▶ [About this exercise]
Faithfully repeat all of the records, as they are written below.

[App and web page records]
%%

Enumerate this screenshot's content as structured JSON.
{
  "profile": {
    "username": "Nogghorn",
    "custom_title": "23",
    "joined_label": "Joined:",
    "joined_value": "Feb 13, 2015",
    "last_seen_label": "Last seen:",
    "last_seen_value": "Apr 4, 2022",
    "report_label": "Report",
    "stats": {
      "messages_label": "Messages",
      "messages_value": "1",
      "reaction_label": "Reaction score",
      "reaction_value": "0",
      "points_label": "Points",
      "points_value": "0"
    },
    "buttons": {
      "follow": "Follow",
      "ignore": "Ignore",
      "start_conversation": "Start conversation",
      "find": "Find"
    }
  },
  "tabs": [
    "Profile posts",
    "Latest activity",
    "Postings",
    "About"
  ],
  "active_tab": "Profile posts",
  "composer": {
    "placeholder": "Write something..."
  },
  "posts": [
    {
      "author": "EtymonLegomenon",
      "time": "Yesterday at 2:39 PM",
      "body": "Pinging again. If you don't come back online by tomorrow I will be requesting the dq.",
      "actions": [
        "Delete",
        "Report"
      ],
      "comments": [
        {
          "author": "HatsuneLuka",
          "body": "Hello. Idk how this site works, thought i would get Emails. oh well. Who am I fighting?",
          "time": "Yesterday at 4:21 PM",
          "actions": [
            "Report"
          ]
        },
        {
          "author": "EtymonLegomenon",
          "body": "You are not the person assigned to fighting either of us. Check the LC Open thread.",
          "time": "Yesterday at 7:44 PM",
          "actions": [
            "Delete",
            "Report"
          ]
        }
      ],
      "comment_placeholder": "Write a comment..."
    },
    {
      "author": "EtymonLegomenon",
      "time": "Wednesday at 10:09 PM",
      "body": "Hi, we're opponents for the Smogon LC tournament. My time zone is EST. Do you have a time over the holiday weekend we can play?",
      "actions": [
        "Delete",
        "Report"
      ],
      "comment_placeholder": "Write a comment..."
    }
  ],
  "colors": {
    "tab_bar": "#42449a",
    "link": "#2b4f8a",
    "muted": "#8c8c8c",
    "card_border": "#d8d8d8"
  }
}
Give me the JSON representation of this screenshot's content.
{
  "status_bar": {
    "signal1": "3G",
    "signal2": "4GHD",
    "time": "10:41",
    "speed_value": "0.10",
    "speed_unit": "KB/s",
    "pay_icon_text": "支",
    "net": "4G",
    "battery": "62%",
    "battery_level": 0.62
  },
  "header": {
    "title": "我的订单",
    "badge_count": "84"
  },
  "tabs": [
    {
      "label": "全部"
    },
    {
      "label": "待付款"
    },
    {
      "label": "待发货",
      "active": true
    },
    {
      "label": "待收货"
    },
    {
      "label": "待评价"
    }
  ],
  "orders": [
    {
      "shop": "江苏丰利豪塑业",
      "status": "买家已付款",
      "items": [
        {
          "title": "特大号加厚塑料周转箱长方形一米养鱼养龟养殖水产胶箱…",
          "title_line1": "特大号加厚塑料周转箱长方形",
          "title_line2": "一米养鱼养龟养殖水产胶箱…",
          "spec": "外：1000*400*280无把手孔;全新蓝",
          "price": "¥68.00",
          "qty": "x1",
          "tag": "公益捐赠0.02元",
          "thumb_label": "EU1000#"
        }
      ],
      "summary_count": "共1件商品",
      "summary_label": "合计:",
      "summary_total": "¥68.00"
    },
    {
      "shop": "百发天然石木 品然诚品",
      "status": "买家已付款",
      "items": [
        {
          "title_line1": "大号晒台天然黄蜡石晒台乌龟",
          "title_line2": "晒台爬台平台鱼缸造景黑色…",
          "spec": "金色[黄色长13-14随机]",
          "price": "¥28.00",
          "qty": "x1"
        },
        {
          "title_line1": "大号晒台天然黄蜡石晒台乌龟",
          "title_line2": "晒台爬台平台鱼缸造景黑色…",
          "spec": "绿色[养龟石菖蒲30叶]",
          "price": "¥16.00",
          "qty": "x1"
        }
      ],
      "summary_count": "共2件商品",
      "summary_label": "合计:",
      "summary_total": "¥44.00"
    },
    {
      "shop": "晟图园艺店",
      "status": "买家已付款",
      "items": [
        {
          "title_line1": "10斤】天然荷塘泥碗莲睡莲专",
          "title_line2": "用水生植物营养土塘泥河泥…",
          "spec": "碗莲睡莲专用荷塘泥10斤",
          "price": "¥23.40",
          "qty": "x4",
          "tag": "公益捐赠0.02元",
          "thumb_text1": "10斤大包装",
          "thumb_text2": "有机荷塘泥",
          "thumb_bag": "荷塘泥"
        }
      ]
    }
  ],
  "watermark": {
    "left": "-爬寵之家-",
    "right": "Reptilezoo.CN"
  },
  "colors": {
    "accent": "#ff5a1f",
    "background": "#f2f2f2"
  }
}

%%

▶ [The completed task]
Enumerate this screenshot's content as structured JSON.
{
  "profile": {
    "username": "Nogghorn",
    "custom_title": "23",
    "joined_label": "Joined:",
    "joined_value": "Feb 13, 2015",
    "last_seen_label": "Last seen:",
    "last_seen_value": "Apr 4, 2022",
    "report_label": "Report",
    "stats": {
      "messages_label": "Messages",
      "messages_value": "1",
      "reaction_label": "Reaction score",
      "reaction_value": "0",
      "points_label": "Points",
      "points_value": "0"
    },
    "buttons": {
      "follow": "Follow",
      "ignore": "Ignore",
      "start_conversation": "Start conversation",
      "find": "Find"
    }
  },
  "tabs": [
    "Profile posts",
    "Latest activity",
    "Postings",
    "About"
  ],
  "active_tab": "Profile posts",
  "composer": {
    "placeholder": "Write something..."
  },
  "posts": [
    {
      "author": "EtymonLegomenon",
      "time": "Yesterday at 2:39 PM",
      "body": "Pinging again. If you don't come back online by tomorrow I will be requesting the dq.",
      "actions": [
        "Delete",
        "Report"
      ],
      "comments": [
        {
          "author": "HatsuneLuka",
          "body": "Hello. Idk how this site works, thought i would get Emails. oh well. Who am I fighting?",
          "time": "Yesterday at 4:21 PM",
          "actions": [
            "Report"
          ]
        },
        {
          "author": "EtymonLegomenon",
          "body": "You are not the person assigned to fighting either of us. Check the LC Open thread.",
          "time": "Yesterday at 7:44 PM",
          "actions": [
            "Delete",
            "Report"
          ]
        }
      ],
      "comment_placeholder": "Write a comment..."
    },
    {
      "author": "EtymonLegomenon",
      "time": "Wednesday at 10:09 PM",
      "body": "Hi, we're opponents for the Smogon LC tournament. My time zone is EST. Do you have a time over the holiday weekend we can play?",
      "actions": [
        "Delete",
        "Report"
      ],
      "comment_placeholder": "Write a comment..."
    }
  ],
  "colors": {
    "tab_bar": "#42449a",
    "link": "#2b4f8a",
    "muted": "#8c8c8c",
    "card_border": "#d8d8d8"
  }
}
Give me the JSON representation of this screenshot's content.
{
  "status_bar": {
    "signal1": "3G",
    "signal2": "4GHD",
    "time": "10:41",
    "speed_value": "0.10",
    "speed_unit": "KB/s",
    "pay_icon_text": "支",
    "net": "4G",
    "battery": "62%",
    "battery_level": 0.62
  },
  "header": {
    "title": "我的订单",
    "badge_count": "84"
  },
  "tabs": [
    {
      "label": "全部"
    },
    {
      "label": "待付款"
    },
    {
      "label": "待发货",
      "active": true
    },
    {
      "label": "待收货"
    },
    {
      "label": "待评价"
    }
  ],
  "orders": [
    {
      "shop": "江苏丰利豪塑业",
      "status": "买家已付款",
      "items": [
        {
          "title": "特大号加厚塑料周转箱长方形一米养鱼养龟养殖水产胶箱…",
          "title_line1": "特大号加厚塑料周转箱长方形",
          "title_line2": "一米养鱼养龟养殖水产胶箱…",
          "spec": "外：1000*400*280无把手孔;全新蓝",
          "price": "¥68.00",
          "qty": "x1",
          "tag": "公益捐赠0.02元",
          "thumb_label": "EU1000#"
        }
      ],
      "summary_count": "共1件商品",
      "summary_label": "合计:",
      "summary_total": "¥68.00"
    },
    {
      "shop": "百发天然石木 品然诚品",
      "status": "买家已付款",
      "items": [
        {
          "title_line1": "大号晒台天然黄蜡石晒台乌龟",
          "title_line2": "晒台爬台平台鱼缸造景黑色…",
          "spec": "金色[黄色长13-14随机]",
          "price": "¥28.00",
          "qty": "x1"
        },
        {
          "title_line1": "大号晒台天然黄蜡石晒台乌龟",
          "title_line2": "晒台爬台平台鱼缸造景黑色…",
          "spec": "绿色[养龟石菖蒲30叶]",
          "price": "¥16.00",
          "qty": "x1"
        }
      ],
      "summary_count": "共2件商品",
      "summary_label": "合计:",
      "summary_total": "¥44.00"
    },
    {
      "shop": "晟图园艺店",
      "status": "买家已付款",
      "items": [
        {
          "title_line1": "10斤】天然荷塘泥碗莲睡莲专",
          "title_line2": "用水生植物营养土塘泥河泥…",
          "spec": "碗莲睡莲专用荷塘泥10斤",
          "price": "¥23.40",
          "qty": "x4",
          "tag": "公益捐赠0.02元",
          "thumb_text1": "10斤大包装",
          "thumb_text2": "有机荷塘泥",
          "thumb_bag": "荷塘泥"
        }
      ]
    }
  ],
  "watermark": {
    "left": "-爬寵之家-",
    "right": "Reptilezoo.CN"
  },
  "colors": {
    "accent": "#ff5a1f",
    "background": "#f2f2f2"
  }
}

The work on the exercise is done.